ABINGDON, Va. — Let’s take a trip to Italy.
The William King Museum of Art is now showcasing “Bernini and the Roman Baroque: Masterpieces from Palazzo Chigi in Ariccia.”
This is an exhibition that comprehensively maps the rich spectrum of genres and pictorial styles that characterize Baroque aesthetics and illuminates the influence of Gian Lorenzo Bernini across the Baroque movement.
“I think that this show is a nice introduction to the arts for people that want to learn more about the subject — and for those that have never visited,” said Anna Buchanan, the museum’s curator of contemporary fine art and crafts.
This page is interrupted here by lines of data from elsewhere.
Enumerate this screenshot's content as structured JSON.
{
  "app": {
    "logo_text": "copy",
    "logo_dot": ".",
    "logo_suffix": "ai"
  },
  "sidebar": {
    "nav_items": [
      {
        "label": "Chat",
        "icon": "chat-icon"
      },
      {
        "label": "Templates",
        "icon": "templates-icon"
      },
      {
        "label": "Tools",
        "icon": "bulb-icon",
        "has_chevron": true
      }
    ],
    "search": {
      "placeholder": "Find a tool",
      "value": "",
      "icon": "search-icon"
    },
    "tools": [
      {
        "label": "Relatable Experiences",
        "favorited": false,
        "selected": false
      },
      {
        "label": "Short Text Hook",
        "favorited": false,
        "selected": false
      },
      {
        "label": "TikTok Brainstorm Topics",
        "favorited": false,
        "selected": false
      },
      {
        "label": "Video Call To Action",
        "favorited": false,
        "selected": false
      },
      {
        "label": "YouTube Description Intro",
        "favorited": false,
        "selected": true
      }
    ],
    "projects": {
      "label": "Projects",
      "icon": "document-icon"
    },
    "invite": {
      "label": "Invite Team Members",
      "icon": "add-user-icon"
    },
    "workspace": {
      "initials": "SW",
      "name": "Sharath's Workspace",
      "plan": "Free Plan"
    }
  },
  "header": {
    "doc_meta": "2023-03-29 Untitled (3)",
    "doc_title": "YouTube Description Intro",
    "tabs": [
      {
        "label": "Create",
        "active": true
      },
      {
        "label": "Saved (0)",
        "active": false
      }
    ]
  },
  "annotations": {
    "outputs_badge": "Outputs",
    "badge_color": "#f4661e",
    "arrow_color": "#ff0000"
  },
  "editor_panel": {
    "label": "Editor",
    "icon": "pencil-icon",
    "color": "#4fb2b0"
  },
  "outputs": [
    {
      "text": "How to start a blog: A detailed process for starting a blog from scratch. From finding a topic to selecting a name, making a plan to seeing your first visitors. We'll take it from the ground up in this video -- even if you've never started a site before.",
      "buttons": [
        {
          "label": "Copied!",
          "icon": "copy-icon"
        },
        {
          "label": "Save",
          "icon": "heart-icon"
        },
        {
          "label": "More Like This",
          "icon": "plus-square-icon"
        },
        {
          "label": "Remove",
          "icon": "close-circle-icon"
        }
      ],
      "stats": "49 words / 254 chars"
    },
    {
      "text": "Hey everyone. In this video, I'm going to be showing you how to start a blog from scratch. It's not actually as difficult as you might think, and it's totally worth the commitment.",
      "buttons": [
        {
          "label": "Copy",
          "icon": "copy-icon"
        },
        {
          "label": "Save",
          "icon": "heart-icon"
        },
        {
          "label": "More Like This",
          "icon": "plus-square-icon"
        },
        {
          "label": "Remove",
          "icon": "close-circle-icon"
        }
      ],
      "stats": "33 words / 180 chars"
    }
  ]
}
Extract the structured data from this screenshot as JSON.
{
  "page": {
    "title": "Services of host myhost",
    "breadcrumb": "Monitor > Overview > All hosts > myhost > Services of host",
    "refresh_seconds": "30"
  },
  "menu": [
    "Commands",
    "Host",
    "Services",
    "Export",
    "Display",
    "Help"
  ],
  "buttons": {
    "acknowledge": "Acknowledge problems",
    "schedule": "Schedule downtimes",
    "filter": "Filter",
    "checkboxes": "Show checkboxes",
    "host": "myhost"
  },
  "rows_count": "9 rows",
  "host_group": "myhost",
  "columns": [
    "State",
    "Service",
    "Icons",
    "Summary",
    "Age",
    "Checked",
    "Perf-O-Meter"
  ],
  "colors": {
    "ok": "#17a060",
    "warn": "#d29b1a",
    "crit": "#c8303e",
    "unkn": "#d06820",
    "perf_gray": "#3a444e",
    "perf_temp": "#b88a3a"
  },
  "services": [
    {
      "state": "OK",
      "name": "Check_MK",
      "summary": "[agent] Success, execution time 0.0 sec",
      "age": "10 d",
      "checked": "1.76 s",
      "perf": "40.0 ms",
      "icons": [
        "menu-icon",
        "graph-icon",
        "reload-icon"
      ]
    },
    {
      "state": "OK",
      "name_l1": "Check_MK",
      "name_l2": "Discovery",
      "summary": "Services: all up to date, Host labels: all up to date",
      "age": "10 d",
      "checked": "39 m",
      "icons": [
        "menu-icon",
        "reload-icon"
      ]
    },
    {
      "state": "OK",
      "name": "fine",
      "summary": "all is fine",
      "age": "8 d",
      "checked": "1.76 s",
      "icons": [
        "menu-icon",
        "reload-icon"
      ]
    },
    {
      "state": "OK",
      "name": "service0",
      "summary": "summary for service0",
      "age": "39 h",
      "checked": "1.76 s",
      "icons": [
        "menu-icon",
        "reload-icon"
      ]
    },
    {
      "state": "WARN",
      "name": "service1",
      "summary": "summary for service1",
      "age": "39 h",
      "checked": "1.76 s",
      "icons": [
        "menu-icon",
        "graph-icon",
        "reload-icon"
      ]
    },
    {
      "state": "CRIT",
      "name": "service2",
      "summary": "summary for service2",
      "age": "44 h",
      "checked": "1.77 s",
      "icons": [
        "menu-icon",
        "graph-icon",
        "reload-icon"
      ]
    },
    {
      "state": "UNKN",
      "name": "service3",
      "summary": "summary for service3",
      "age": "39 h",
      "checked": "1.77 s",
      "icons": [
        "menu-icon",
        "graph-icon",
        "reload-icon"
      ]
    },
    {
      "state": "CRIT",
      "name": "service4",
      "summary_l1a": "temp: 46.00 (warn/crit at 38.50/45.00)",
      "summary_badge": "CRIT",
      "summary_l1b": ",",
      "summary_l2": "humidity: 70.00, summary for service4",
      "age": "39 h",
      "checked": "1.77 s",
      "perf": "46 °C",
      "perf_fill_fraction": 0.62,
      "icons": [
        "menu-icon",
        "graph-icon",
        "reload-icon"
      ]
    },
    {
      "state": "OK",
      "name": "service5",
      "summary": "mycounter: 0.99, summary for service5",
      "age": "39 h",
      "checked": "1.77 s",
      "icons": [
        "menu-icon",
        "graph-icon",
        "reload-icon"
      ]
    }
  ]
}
The luminous examples in this exhibition epitomize Baroque’s ultimate goal of elevating the viewer in mind and soul, communicating the moral and spiritual messages of the Catholic Church in its artistic heyday, said Alyssa Justice, the public relations manager for the museum.
“Bernini and the Roman Baroque” will be on view at William King Museum of Art through Jan. 16.
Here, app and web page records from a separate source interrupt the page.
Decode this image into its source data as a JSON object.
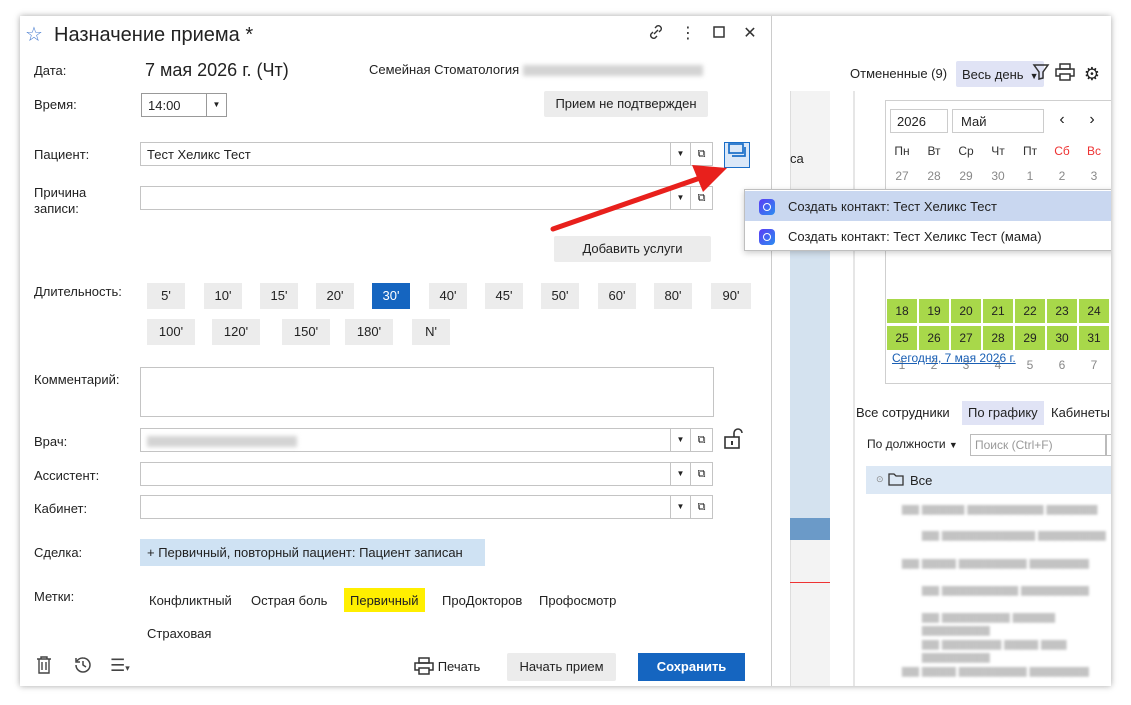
{
  "dialog": {
    "title": "Назначение приема *",
    "date_label": "Дата:",
    "date_value": "7 мая 2026 г. (Чт)",
    "clinic_name": "Семейная Стоматология",
    "time_label": "Время:",
    "time_value": "14:00",
    "status_button": "Прием не подтвержден",
    "patient_label": "Пациент:",
    "patient_value": "Тест Хеликс Тест",
    "reason_label_1": "Причина",
    "reason_label_2": "записи:",
    "add_services_button": "Добавить услуги",
    "duration_label": "Длительность:",
    "durations": [
      "5'",
      "10'",
      "15'",
      "20'",
      "30'",
      "40'",
      "45'",
      "50'",
      "60'",
      "80'",
      "90'",
      "100'",
      "120'",
      "150'",
      "180'",
      "N'"
    ],
    "duration_selected": "30'",
    "comment_label": "Комментарий:",
    "doctor_label": "Врач:",
    "assistant_label": "Ассистент:",
    "cabinet_label": "Кабинет:",
    "deal_label": "Сделка:",
    "deal_value": "+ Первичный, повторный пациент: Пациент записан",
    "tags_label": "Метки:",
    "tags": [
      "Конфликтный",
      "Острая боль",
      "Первичный",
      "ПроДокторов",
      "Профосмотр",
      "Страховая"
    ],
    "tag_highlighted": "Первичный",
    "print_button": "Печать",
    "start_button": "Начать прием",
    "save_button": "Сохранить"
  },
  "contact_menu": {
    "items": [
      "Создать контакт: Тест Хеликс Тест",
      "Создать контакт: Тест Хеликс Тест (мама)"
    ]
  },
  "right_panel": {
    "cancelled": "Отмененные (9)",
    "range_select": "Весь день",
    "partial_text": "са",
    "calendar": {
      "year": "2026",
      "month": "Май",
      "weekdays": [
        "Пн",
        "Вт",
        "Ср",
        "Чт",
        "Пт",
        "Сб",
        "Вс"
      ],
      "row1": [
        "27",
        "28",
        "29",
        "30",
        "1",
        "2",
        "3"
      ],
      "row_green1": [
        "18",
        "19",
        "20",
        "21",
        "22",
        "23",
        "24"
      ],
      "row_green2": [
        "25",
        "26",
        "27",
        "28",
        "29",
        "30",
        "31"
      ],
      "row_last": [
        "1",
        "2",
        "3",
        "4",
        "5",
        "6",
        "7"
      ],
      "today_link": "Сегодня, 7 мая 2026 г."
    },
    "staff_tabs": [
      "Все сотрудники",
      "По графику",
      "Кабинеты"
    ],
    "staff_tab_active": "По графику",
    "filter_label": "По должности",
    "search_placeholder": "Поиск (Ctrl+F)",
    "tree_root": "Все"
  },
  "colors": {
    "accent": "#1565c0",
    "calendar_green": "#a8d84a",
    "tag_yellow": "#ffef00",
    "deal_blue": "#cfe2f3",
    "arrow_red": "#e8201c"
  }
}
“This exhibit is spearheaded by our talented curator of fine and decorative art, Katie Edwards,” Buchanan said. “Katie worked with International Arts and Artists — or IA&A — to bring this show to our region. It’s because of her unwavering commitment to that art and to this region that this exhibit was made possible.”
This exhibition is made possible through the support of Rose Marie Burriss, with additional support by John and Joan Gregory, as well as Don and Ginia Shawl.
Take if from Justice: The term Baroque connotes an abundance of detail, a sense of irregularity and a sort of eccentric redundancy, all hallmarks of an extraordinary generation of artists who converged in Rome at the dawn of the 17th century.
This artistic style became a cultural phenomenon, spreading concurrently from Naples to Venice, Vienna to Prague, Justice said.
“I think that we are very fortunate to have this exhibit here in Abingdon. Bernini is a big name, from an art historical perspective, and we are so glad to be able to offer this free exhibit to the public,” said Buchanan.
“What I really enjoy about the show, as a whole, is that I think that there is something in there for everybody,” Buchanan said. “It hits on a theme of realism.”
Buchanan encourages the public to view the art while it’s on display.
“We’re fortunate to have it here at the museum, especially with the show coming all the way from Italy,” Buchanan said. “It’s a prominent historical example of how the fine arts came to be.”